Most of this story is a desperate race against time to stop Hedge from completing his mission, it works fairly well, although from time to time the characters seem to forget that they're racing against the clock. I also found Disreputable Dog's increasingly strange unwillingness to explain the threat to Lirael kinda infuriating. Is it really that hard to just tell them what's going on and not tap dance around the point? Is there some sort of magical spirit by-law that states you can never actually just tell people things but you have to lead them around until they find the information by other means? Most of the book manages to maintain a level of urgency and desperation that hovers on the edge of despair. You can't even blame them either as Hedge seems to have a plan B, C and D just to delay them another 5 minutes. Lucky for everyone that Lirael has learned to be quick on her feet and Sam is pretty damn relentless. It's a close run fight right down to the last chapter as they confront Hedge, his chief servant Chlorr and Hedge's master itself and I enjoyed it.
That said the book isn't perfect.

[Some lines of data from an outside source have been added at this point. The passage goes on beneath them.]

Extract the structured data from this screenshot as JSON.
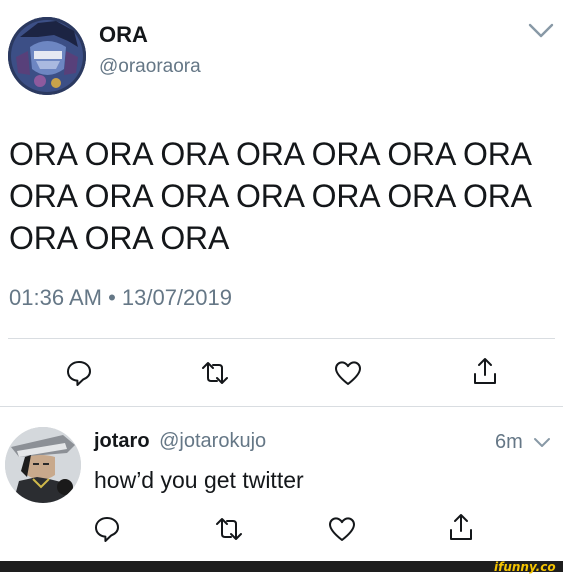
{
  "tweet": {
    "display_name": "ORA",
    "handle": "@oraoraora",
    "text": "ORA ORA ORA ORA ORA ORA ORA ORA ORA ORA ORA ORA ORA ORA ORA ORA ORA",
    "timestamp": "01:36 AM • 13/07/2019",
    "avatar_icon": "star-platinum-avatar-icon",
    "menu_icon": "chevron-down-icon"
  },
  "actions": {
    "reply_icon": "reply-icon",
    "retweet_icon": "retweet-icon",
    "like_icon": "heart-icon",
    "share_icon": "share-icon"
  },
  "reply": {
    "display_name": "jotaro",
    "handle": "@jotarokujo",
    "time": "6m",
    "text": "how’d you get twitter",
    "avatar_icon": "jotaro-avatar-icon"
  },
  "watermark": "ifunny.co",
  "colors": {
    "text_primary": "#14171a",
    "text_secondary": "#657786",
    "divider": "#d9dde1",
    "watermark": "#f5c400"
  }
}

Like I said I have a problem buying the romantic relationships that Mr. Nix is displaying. Additionally I needed more foreshadowing to buy Mogget's true nature. I mean it holds up when I think about it and poke at it... But this is something you build up a little more to. I'm the kind of guy who likes it when the reveal comes and I go “Of Course! Everything fits together now!” instead of “Wait... What? Where did that come from?” I also would have liked to spend more time with the characters. Like the first book Sabriel, I feel like Mr. Nix doesn't give us enough time with the characters and let us get to know them. That's offset by the amount of character work put into Lirael (although more work was put into Lirael then Sam but you can't have everything). Basically I guess I'm asking for another 50 pages that would just be character stuff for myself. I shouldn't carp to much about, at least Mr. Nix can bloody well finish a story and tell it well under a 1000 pages (That's right! I'm looking at you Sanderson! Way of Kings did not need to be that damn long! I read Mistborn, I know you can tell a story without rambling on like that!). In fact I kinda feel Abhorsen was cut off from Lirael for reasons of length as they really do tell separate parts of a single story. At least this one didn't end on a cliff hanger though.
Everything considered though? I really liked this book, Lirael remains a favorite character that I hope to see more of and the book let Sam do the growing up he needed to address my issues with him. It also gave me thrilling heroics, incredible magic and a battle to save the world. It manages to make me believe that someone would choose to end the world for selfish and in the end pointless reasons. Because of these reasons Abhorsen gets an A. I really encourage everyone to give this series a shot.
Next week, we go back to independent books, as I need to find out what happened to a certain Seedbearing Prince who got himself shoved into the belly of the beast. Literally.